TASK BRIEF.
Among the entries below, find the lines that hold the word "advanced" and report them.

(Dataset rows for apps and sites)
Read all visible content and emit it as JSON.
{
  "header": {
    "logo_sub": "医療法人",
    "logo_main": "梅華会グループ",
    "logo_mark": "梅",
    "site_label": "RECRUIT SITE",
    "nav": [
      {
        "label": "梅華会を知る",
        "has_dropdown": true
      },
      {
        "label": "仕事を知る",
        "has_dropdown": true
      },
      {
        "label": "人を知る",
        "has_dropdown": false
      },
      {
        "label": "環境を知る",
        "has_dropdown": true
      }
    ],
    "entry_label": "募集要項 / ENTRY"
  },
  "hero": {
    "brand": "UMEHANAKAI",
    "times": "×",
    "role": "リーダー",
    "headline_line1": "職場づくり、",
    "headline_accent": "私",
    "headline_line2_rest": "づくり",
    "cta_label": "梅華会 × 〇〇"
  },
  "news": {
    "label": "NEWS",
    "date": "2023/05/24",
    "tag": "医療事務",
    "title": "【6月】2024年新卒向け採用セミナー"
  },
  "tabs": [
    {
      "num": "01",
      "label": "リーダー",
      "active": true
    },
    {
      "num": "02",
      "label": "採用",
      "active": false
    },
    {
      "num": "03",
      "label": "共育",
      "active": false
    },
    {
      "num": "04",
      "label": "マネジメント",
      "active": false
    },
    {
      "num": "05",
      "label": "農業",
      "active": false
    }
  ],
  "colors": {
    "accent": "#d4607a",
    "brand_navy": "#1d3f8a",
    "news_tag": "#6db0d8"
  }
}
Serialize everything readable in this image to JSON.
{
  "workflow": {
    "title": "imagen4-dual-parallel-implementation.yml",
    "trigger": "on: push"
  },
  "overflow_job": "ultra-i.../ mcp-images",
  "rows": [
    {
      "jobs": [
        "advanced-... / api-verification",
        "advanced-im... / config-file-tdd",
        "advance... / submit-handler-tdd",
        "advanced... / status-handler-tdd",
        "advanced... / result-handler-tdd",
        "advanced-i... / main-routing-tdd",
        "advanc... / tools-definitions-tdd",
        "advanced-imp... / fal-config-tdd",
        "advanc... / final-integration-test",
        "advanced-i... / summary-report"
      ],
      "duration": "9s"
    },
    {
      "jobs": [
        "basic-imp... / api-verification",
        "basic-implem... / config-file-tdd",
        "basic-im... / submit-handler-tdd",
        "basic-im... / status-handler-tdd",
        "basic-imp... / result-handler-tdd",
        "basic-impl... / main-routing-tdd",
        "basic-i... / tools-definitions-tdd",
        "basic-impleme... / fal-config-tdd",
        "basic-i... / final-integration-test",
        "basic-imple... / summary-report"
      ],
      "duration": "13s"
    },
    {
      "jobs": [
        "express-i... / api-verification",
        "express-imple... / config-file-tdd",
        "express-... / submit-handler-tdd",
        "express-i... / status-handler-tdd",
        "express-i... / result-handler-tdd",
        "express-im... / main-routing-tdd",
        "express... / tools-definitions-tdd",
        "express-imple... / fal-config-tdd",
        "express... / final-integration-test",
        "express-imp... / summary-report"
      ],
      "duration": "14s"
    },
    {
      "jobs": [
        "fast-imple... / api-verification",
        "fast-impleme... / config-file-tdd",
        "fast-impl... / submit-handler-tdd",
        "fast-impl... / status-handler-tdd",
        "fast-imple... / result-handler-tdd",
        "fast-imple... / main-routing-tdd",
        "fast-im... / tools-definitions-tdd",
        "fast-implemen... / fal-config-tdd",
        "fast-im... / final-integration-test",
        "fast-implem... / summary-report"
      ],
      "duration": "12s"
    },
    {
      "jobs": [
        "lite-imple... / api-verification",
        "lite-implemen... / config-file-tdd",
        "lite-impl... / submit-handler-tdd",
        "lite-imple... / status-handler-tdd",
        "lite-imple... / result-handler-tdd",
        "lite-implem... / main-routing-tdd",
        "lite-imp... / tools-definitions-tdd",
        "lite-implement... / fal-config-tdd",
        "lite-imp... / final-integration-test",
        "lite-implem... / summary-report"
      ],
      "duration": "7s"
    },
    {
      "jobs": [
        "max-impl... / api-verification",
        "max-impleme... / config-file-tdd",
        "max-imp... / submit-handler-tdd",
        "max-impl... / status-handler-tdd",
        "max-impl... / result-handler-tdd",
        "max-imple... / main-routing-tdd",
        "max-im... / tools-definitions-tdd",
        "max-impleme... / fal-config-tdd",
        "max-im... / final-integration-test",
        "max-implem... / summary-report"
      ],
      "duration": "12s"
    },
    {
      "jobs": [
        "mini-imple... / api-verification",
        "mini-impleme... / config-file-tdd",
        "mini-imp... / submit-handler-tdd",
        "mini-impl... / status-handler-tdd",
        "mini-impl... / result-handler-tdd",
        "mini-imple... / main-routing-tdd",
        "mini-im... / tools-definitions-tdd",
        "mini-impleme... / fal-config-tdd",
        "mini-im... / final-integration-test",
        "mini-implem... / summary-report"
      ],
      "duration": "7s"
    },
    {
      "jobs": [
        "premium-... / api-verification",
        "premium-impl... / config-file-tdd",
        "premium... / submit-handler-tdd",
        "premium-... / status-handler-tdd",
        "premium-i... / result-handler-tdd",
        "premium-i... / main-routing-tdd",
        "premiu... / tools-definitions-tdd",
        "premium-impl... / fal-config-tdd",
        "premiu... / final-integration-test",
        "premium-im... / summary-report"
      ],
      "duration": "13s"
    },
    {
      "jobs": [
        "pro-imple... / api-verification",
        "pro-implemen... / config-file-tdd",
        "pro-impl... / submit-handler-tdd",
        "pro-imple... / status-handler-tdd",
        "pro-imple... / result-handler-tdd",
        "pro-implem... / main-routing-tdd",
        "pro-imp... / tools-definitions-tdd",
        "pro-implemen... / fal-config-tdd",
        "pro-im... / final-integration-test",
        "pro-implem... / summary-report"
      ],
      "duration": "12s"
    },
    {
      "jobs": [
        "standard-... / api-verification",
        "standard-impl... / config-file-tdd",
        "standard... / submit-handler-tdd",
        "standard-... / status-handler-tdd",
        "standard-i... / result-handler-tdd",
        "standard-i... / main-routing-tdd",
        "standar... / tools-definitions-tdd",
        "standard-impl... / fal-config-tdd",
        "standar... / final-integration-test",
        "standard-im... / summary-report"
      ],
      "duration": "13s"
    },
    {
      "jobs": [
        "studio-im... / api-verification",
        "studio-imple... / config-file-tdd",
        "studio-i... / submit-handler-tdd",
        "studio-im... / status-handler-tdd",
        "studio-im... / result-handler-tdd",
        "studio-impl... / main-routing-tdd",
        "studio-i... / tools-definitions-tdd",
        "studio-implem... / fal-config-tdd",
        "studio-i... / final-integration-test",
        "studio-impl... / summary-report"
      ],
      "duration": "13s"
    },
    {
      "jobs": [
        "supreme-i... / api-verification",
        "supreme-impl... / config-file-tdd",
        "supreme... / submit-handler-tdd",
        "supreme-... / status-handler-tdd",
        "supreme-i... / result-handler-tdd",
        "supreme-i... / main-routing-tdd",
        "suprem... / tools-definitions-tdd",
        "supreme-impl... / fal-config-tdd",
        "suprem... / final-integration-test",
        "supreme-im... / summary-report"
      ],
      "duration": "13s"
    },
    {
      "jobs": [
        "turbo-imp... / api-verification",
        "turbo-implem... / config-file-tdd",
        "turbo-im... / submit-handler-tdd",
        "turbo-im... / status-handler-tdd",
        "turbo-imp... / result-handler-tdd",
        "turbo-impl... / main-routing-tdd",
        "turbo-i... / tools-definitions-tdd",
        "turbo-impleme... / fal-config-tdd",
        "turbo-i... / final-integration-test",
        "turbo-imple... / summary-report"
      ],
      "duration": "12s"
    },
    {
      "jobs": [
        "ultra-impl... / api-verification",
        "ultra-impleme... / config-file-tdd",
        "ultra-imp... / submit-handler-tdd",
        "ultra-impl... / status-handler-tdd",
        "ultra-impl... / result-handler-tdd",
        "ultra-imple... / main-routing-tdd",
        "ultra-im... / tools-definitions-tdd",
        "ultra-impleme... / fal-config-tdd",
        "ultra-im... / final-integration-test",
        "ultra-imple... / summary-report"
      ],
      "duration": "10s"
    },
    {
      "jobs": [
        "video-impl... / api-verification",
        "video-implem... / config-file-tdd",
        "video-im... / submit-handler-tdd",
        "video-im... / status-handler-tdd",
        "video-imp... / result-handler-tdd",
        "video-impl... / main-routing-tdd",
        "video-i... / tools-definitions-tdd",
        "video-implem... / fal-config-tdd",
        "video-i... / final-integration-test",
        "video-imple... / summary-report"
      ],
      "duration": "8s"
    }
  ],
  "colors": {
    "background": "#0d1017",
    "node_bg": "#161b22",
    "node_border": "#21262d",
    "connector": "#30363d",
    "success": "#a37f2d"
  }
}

TASK SOLUTION.
        "advanced-... / api-verification",
        "advanced-im... / config-file-tdd",
        "advanced... / status-handler-tdd",
        "advanced... / result-handler-tdd",
        "advanced-i... / main-routing-tdd",
        "advanced-imp... / fal-config-tdd",
        "advanced-i... / summary-report"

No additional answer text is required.